When talking about cap space at this point in the offseason, it's important to keep in mind that teams have to set aside room for their rookie pool. Each year, teams bring in several rookies via the draft, and you have to factor in the cost of adding them when making plans related to cap space.
For the Detroit Lions, for example, Over the Cap projects that they will have a rookie pool of around $5.1 million for 2014. This may make it seem like most of their current cap space is going to be set aside for rookies, but that's not actually the case.
In terms of the salary cap, Over the Cap projects that the Lions will need to set aside only $2.6 million or so for their rookie signings. That number is much lower than the actual cost because only the top 51 contracts count against the salary cap during the offseason. By adding draft picks, players with cap hits of $420,000 will be bumped outside of the top 51. This means that if your seventh-round pick has a cap hit of $435,000, for example, adding him only costs you $15,000 in cap space (during the offseason, anyway).
Of course, the Lions can't just think about their cap situation in the short term. They will have to be under the salary cap with all of their players factored in when next season starts. Also, the Lions have to account for their restricted and exclusive-rights free agents. Even so, with around $5.1 million in cap space right now, according to Over the Cap, the Lions have approximately $2.5 million to work with after accounting for the rookie pool. That's not much, but at least they're actually under the salary cap right now.

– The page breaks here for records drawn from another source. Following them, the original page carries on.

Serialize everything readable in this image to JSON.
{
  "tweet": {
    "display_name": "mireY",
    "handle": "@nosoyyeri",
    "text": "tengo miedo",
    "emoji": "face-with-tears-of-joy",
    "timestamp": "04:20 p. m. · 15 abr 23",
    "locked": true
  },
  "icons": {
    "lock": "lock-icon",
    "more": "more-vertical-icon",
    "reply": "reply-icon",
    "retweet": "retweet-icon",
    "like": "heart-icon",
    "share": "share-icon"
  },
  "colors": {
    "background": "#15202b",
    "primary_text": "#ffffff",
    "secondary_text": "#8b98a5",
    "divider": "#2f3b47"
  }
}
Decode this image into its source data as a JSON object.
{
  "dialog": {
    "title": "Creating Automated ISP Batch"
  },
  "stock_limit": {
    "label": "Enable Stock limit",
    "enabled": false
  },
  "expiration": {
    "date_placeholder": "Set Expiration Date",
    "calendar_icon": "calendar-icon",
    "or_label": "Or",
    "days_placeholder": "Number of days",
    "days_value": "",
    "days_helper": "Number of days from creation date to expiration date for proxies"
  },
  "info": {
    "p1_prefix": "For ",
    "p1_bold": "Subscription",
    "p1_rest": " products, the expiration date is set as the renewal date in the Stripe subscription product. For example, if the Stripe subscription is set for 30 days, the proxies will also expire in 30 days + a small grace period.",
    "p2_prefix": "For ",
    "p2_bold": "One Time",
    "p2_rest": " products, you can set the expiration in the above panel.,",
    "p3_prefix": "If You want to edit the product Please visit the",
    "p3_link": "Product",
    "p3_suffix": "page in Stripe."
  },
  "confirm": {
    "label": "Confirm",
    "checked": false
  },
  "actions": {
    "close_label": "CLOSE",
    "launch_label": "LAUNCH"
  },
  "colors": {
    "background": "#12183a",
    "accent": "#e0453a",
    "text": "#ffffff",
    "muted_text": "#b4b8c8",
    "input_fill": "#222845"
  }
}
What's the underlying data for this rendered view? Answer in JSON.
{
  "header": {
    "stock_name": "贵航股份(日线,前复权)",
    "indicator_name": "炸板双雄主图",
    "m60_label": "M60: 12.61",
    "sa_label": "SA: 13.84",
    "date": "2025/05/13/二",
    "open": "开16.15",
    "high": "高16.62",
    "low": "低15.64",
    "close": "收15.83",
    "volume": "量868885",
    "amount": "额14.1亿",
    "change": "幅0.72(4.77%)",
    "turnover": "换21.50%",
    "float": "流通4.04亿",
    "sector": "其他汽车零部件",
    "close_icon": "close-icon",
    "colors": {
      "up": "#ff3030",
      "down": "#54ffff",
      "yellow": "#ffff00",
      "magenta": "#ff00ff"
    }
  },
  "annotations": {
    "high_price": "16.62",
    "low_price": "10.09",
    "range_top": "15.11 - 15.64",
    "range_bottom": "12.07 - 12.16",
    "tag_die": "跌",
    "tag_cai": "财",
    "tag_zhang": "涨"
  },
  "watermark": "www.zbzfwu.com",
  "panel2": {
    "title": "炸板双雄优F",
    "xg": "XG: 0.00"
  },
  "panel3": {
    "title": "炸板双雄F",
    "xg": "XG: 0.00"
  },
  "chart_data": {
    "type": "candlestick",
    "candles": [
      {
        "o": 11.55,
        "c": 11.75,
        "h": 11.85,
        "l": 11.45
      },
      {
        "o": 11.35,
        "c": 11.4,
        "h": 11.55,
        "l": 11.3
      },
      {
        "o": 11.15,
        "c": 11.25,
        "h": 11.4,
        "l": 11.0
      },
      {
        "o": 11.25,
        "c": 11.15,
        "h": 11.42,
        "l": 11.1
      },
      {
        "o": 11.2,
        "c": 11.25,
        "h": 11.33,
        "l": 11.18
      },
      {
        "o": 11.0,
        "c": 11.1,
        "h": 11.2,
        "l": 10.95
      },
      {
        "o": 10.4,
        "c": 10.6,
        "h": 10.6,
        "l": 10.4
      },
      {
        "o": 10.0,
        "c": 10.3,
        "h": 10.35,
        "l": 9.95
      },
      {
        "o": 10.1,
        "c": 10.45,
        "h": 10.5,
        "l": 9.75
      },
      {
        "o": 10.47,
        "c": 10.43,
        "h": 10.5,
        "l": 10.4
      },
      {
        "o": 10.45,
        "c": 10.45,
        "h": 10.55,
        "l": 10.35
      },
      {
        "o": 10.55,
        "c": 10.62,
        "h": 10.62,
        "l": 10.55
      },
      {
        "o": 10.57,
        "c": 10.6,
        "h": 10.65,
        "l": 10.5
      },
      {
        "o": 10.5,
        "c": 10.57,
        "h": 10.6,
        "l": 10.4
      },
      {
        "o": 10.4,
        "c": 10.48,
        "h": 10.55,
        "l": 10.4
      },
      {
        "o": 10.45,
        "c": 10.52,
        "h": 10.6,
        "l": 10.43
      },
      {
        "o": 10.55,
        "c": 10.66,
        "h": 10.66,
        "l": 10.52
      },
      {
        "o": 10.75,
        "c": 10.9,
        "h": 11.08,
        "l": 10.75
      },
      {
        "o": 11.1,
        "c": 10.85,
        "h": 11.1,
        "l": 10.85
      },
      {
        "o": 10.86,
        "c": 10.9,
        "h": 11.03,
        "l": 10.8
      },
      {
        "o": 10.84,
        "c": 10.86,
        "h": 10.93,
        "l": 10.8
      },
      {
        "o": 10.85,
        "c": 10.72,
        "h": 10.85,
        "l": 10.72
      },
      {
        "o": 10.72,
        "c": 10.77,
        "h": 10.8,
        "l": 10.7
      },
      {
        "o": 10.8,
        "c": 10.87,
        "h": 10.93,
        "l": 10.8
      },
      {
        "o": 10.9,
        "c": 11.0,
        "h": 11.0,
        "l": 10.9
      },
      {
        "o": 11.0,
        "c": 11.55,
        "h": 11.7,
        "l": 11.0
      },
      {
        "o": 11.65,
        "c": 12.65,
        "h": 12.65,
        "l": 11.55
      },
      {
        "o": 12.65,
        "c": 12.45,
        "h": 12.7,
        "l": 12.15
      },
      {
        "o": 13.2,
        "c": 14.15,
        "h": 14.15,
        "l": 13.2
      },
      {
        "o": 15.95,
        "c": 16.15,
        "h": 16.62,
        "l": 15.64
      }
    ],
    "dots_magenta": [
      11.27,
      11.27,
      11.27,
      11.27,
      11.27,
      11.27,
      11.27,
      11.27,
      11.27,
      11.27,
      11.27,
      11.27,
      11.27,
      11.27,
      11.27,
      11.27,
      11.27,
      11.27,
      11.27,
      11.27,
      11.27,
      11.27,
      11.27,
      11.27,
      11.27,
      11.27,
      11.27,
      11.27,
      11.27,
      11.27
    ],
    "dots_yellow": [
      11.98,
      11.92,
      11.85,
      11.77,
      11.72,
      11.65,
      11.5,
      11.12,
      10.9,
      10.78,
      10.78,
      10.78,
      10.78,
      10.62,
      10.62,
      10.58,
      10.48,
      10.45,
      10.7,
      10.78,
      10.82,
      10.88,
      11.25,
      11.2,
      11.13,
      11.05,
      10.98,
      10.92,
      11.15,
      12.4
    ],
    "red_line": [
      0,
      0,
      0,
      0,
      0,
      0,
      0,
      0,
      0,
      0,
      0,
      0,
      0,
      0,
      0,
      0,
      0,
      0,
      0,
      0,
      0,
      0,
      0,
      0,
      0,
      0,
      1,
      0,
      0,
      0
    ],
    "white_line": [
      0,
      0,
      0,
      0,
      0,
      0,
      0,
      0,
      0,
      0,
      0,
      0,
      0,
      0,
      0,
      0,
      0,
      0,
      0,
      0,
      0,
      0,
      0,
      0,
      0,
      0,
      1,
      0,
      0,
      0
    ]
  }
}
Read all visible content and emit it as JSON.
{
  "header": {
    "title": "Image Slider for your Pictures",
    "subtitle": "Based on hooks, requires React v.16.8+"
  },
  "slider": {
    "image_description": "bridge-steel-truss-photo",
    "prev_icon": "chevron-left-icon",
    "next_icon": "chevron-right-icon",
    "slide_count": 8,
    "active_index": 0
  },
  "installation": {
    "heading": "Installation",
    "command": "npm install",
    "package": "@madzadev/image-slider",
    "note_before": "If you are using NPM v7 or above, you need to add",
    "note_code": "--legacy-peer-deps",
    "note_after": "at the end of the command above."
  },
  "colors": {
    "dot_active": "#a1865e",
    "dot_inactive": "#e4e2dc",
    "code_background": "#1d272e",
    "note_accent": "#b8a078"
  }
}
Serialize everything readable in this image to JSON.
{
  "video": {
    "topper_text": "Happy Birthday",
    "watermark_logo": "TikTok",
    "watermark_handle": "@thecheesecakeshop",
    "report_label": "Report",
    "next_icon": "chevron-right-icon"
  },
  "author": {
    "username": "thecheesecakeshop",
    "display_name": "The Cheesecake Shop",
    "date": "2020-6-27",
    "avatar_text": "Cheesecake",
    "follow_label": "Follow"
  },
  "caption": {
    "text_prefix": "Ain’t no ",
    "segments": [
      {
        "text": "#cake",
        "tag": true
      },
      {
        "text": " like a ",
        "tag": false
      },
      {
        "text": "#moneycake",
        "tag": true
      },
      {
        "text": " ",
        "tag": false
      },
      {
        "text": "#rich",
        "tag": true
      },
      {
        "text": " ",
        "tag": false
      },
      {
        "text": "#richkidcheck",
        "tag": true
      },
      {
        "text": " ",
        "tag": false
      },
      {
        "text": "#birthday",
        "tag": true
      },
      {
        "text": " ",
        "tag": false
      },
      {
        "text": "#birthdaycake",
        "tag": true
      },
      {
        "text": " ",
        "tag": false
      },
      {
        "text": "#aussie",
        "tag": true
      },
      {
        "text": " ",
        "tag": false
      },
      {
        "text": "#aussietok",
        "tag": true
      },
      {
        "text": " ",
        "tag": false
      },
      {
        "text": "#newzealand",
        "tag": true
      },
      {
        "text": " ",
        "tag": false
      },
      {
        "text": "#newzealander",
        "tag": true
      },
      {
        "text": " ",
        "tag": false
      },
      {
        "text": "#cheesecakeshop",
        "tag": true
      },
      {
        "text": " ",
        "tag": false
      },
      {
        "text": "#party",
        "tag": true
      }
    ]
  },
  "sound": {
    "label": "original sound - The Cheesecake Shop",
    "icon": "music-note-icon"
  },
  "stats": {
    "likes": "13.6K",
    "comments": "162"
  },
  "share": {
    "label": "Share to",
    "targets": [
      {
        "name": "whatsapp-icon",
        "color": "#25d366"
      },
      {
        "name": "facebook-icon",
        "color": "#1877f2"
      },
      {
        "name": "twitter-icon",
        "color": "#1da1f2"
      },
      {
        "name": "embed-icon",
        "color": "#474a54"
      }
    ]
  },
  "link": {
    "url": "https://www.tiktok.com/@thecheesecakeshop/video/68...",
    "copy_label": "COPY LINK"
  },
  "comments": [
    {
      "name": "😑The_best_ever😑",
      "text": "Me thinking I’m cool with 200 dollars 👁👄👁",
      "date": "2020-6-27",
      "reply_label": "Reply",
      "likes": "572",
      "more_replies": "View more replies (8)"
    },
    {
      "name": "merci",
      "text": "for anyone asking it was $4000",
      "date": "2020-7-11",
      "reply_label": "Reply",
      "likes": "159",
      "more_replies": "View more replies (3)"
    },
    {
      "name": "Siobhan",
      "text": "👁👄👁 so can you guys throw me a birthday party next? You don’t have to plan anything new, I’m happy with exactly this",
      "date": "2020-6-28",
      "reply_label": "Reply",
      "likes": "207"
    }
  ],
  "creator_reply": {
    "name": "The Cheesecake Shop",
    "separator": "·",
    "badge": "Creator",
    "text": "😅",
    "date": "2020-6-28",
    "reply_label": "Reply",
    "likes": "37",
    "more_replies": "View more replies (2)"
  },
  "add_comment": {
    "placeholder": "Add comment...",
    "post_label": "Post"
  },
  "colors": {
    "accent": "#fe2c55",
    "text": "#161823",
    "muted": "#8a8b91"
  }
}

(Note: The current rookie pool projection doesn't include compensatory picks, but adding a fourth-rounder for the Lions should take away only $50,000-60,000 in cap space.)